  •  Accepted: 15 April 2015
  •  Published: 11 June 2015

Abstract

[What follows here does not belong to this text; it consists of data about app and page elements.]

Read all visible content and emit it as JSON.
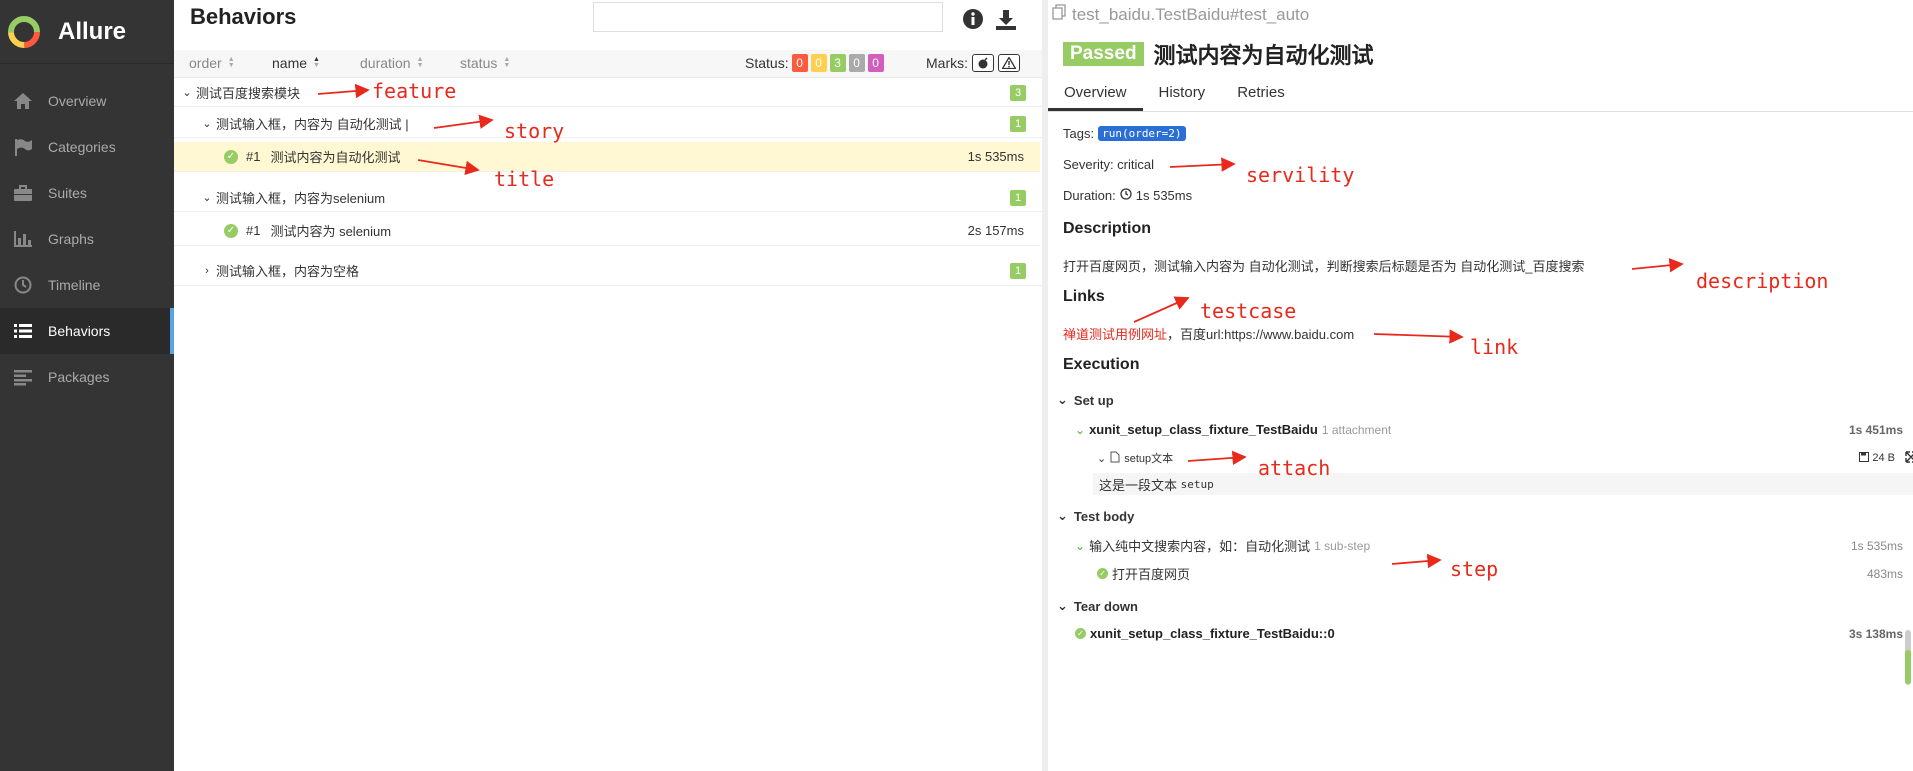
{
  "app": {
    "name": "Allure"
  },
  "sidebar": {
    "items": [
      {
        "label": "Overview",
        "icon": "home-icon"
      },
      {
        "label": "Categories",
        "icon": "flag-icon"
      },
      {
        "label": "Suites",
        "icon": "briefcase-icon"
      },
      {
        "label": "Graphs",
        "icon": "bar-chart-icon"
      },
      {
        "label": "Timeline",
        "icon": "clock-icon"
      },
      {
        "label": "Behaviors",
        "icon": "list-icon",
        "active": true
      },
      {
        "label": "Packages",
        "icon": "align-left-icon"
      }
    ]
  },
  "left": {
    "title": "Behaviors",
    "search_value": "",
    "sort_headers": [
      "order",
      "name",
      "duration",
      "status"
    ],
    "status_label": "Status:",
    "status_counts": [
      {
        "value": "0",
        "color": "#fd5a3e"
      },
      {
        "value": "0",
        "color": "#ffd050"
      },
      {
        "value": "3",
        "color": "#97cc64"
      },
      {
        "value": "0",
        "color": "#aaaaaa"
      },
      {
        "value": "0",
        "color": "#d35ebe"
      }
    ],
    "marks_label": "Marks:",
    "tree": {
      "feature": {
        "label": "测试百度搜索模块",
        "count": "3"
      },
      "stories": [
        {
          "label": "测试输入框，内容为 自动化测试 |",
          "count": "1",
          "test": {
            "num": "#1",
            "label": "测试内容为自动化测试",
            "duration": "1s 535ms"
          }
        },
        {
          "label": "测试输入框，内容为selenium",
          "count": "1",
          "test": {
            "num": "#1",
            "label": "测试内容为 selenium",
            "duration": "2s 157ms"
          }
        },
        {
          "label": "测试输入框，内容为空格",
          "count": "1"
        }
      ]
    }
  },
  "right": {
    "breadcrumb": "test_baidu.TestBaidu#test_auto",
    "status": "Passed",
    "title": "测试内容为自动化测试",
    "tabs": [
      "Overview",
      "History",
      "Retries"
    ],
    "tags_label": "Tags:",
    "tag": "run(order=2)",
    "severity": "Severity: critical",
    "duration_label": "Duration:",
    "duration": "1s 535ms",
    "description_heading": "Description",
    "description": "打开百度网页，测试输入内容为 自动化测试，判断搜索后标题是否为 自动化测试_百度搜索",
    "links_heading": "Links",
    "link_testcase": "禅道测试用例网址",
    "link_sep": "，",
    "link_url": "百度url:https://www.baidu.com",
    "execution_heading": "Execution",
    "setup": {
      "heading": "Set up",
      "fixture": "xunit_setup_class_fixture_TestBaidu",
      "fixture_meta": "1 attachment",
      "fixture_time": "1s 451ms",
      "attachment": "setup文本",
      "attachment_size": "24 B",
      "attachment_text_cn": "这是一段文本",
      "attachment_text_code": "setup"
    },
    "body": {
      "heading": "Test body",
      "step": "输入纯中文搜索内容，如：自动化测试",
      "step_meta": "1 sub-step",
      "step_time": "1s 535ms",
      "substep": "打开百度网页",
      "substep_time": "483ms"
    },
    "teardown": {
      "heading": "Tear down",
      "fixture": "xunit_setup_class_fixture_TestBaidu::0",
      "fixture_time": "3s 138ms"
    }
  },
  "annotations": {
    "feature": "feature",
    "story": "story",
    "title": "title",
    "servility": "servility",
    "description": "description",
    "testcase": "testcase",
    "link": "link",
    "attach": "attach",
    "step": "step"
  }
}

Low purchasing power of inorganic fertilizers by farmers among other factors has led to a decrease in maize production in Kenya. Growing trees on-farm can improve the situation. A study was carried out at three sites in Western Kenya to investigate the effects of selected tree species on total organic carbon, cation exchange capacity, pH, growth and yield of maize. Top soil (0 to 15cm) and maize plants were sampled for measurements under the canopies of selected tree species at (2, 7 and 12 m) from trees. A complete randomized block design with four tree species, three levels of distance and three stages of growth was used. Soils under Grevillea robusta had a significantly higher pH (p=0.02) at Ulafu. Soil CEC under G. robusta and Leuceana leucocephalla were significantly lower (p< 0.001) compared to Markhamia lutea and Mangifera indica at Ulafu. Maize under G. robusta at Bumula had the highest yield (3.91 t ha-1). A significantly lower (p=0.001) maize yield was revealed under M indica in both Ulafu and Ndere. The study suggests some positive influences from all the trees by increasing total organic carbon in soils. Therefore, increasing the number of trees on farms may improve soil fertility and maize production.

 

Key words: Soil pH, total organic carbon, cation exchange capacity, tree species, maize growth and yield.